In Japan, the traditional and “proper” way to sit is called “seiza”, a style of sitting on your knees.

So, what if you are visiting as a foreigner? Is it rude to cross your legs, for example?

Read on below and learn what Japanese culture thinks of sitting with your legs crossed!

Is it Rude to Cross Your Legs in Japan?

Traditionally speaking, it is considered beyond rude to cross your legs in Japan. Instead, while sitting, you should strive for the brutal “seiza” stance (where you sit/kneel on your knees rather than sitting like in western cultures).

Today, it is seen just as offensive as ever to cross your legs, even if you are a foreigner.

How Rude Is it?


If you are aware of the basics of Japanese culture, crossing your legs while sitting In Japan rates 10 out of 10 on the rude meter (and will be seen as such by most Japanese people).

In the case you are a first-time visitor and don’t know about the tradition of the seiza stance, it still rates 5 out of 10 on the rude meter (and you will promptly be educated by a local as to how offensive it is)

Why is it Rude?

When you are visiting a foreign country such as Japan, it is expected of travelers to have at least some valid knowledge of the culture.

Thus, if one is visiting Japan, and has done their proper research, they would without a doubt be aware of something so widely known (as the perceived rudeness of crossing your legs).

Other Options to Do Instead

As crazy as it sounds, there aren’t too many alternatives to sitting seiza style in Japan.
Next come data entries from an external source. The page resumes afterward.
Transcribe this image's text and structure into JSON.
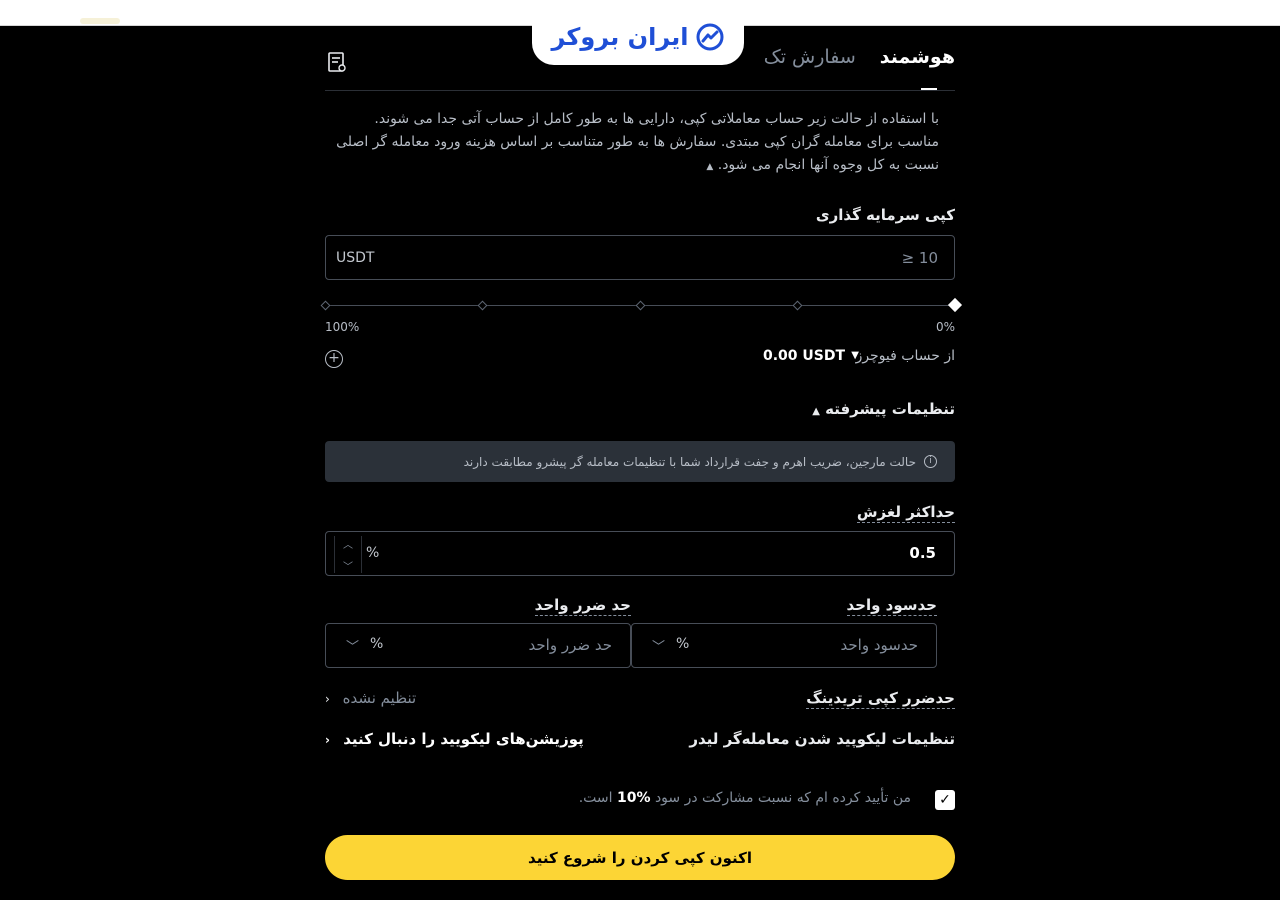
{
  "logo": {
    "text": "ایران بروکر"
  },
  "tabs": [
    {
      "label": "هوشمند"
    },
    {
      "label": "سفارش تک"
    }
  ],
  "info": {
    "text": "با استفاده از حالت زیر حساب معاملاتی کپی، دارایی ها به طور کامل از حساب آتی جدا می شوند. مناسب برای معامله گران کپی مبتدی. سفارش ها به طور متناسب بر اساس هزینه ورود معامله گر اصلی نسبت به کل وجوه آنها انجام می شود."
  },
  "investment": {
    "label": "کپی سرمایه گذاری",
    "placeholder": "≥ 10",
    "unit": "USDT",
    "slider_value_percent": 0,
    "slider_min_label": "0%",
    "slider_max_label": "100%"
  },
  "from_account": {
    "label": "از حساب فیوچرز",
    "value": "0.00 USDT"
  },
  "advanced": {
    "label": "تنظیمات پیشرفته",
    "notice": "حالت مارجین، ضریب اهرم و جفت قرارداد شما با تنظیمات معامله گر پیشرو مطابقت دارند"
  },
  "slippage": {
    "label": "حداکثر لغزش",
    "value": "0.5",
    "unit": "%"
  },
  "tp": {
    "label": "حدسود واحد",
    "placeholder": "حدسود واحد",
    "unit": "%"
  },
  "sl": {
    "label": "حد ضرر واحد",
    "placeholder": "حد ضرر واحد",
    "unit": "%"
  },
  "copy_stop": {
    "label": "حدضرر کپی تریدینگ",
    "value": "تنظیم نشده"
  },
  "liquidation": {
    "label": "تنظیمات لیکوپید شدن معامله‌گر لیدر",
    "value": "پوزیشن‌های لیکویید را دنبال کنید"
  },
  "confirm": {
    "text_before": "من تأیید کرده ام که نسبت مشارکت در سود",
    "percent": "10%",
    "text_after": "است.",
    "checked": true
  },
  "cta": {
    "label": "اکنون کپی کردن را شروع کنید"
  },
  "colors": {
    "accent": "#fcd535",
    "background": "#000000",
    "brand_blue": "#1f4fd6"
  }
}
That means you’d better practice sitting on your knees for two to three weeks before taking your trip to the Island nation (a method called “hardening” which prepares your body for the physical aspect of seiza). 
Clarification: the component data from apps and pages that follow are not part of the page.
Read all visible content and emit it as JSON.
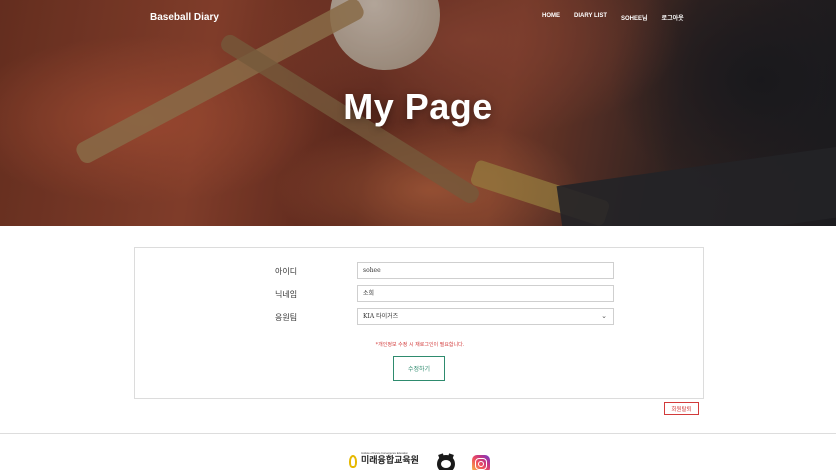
{
  "nav": {
    "brand": "Baseball Diary",
    "links": [
      "HOME",
      "DIARY LIST",
      "SOHEE님",
      "로그아웃"
    ]
  },
  "hero": {
    "title": "My Page"
  },
  "form": {
    "id_label": "아이디",
    "id_value": "sohee",
    "nickname_label": "닉네임",
    "nickname_value": "소희",
    "team_label": "응원팀",
    "team_value": "KIA 타이거즈",
    "notice": "*개인정보 수정 시 재로그인이 필요합니다.",
    "submit_label": "수정하기"
  },
  "withdraw_label": "회원탈퇴",
  "footer": {
    "logo_small": "Institute of Future Convergence Education",
    "logo_big": "미래융합교육원",
    "icons": [
      "github-icon",
      "instagram-icon"
    ]
  },
  "colors": {
    "accent": "#2e8b6e",
    "danger": "#d23a3a"
  }
}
Other options to do instead of crossing your legs include standing, seeing yourself out while others are seated, and avoiding scenarios/environments where you will more than likely be expected to sit (because it will be seiza-style sitting that is expected of you).

Common Questions

How offensive is crossing your legs in Japan?

While visiting Japan, you will find yourself in numerous situations where you are expected to sit. For example, at meals, in people’s homes, for religious purposes, and for other types of small or intimate gatherings are just a few of the scenarios/environments where you’ll need to sit (on the ground).  

What is seiza?

Seiza is the traditional Japanese form of sitting “properly” for almost every occasion (and it is quite a disciplined one at that). This practice involves sitting on one’s knees, directly on the floor (typically on a rug or some similar to a yoga mat).

How should I sit in Japan?

When you are traveling around Japan and experiencing the amazing culture of this beautiful and unique nation, you should practice the seiza form of traditional Japanese sitting (to avoid being unintentionally rude). In other words, you should sit on your knees, not on your rear end.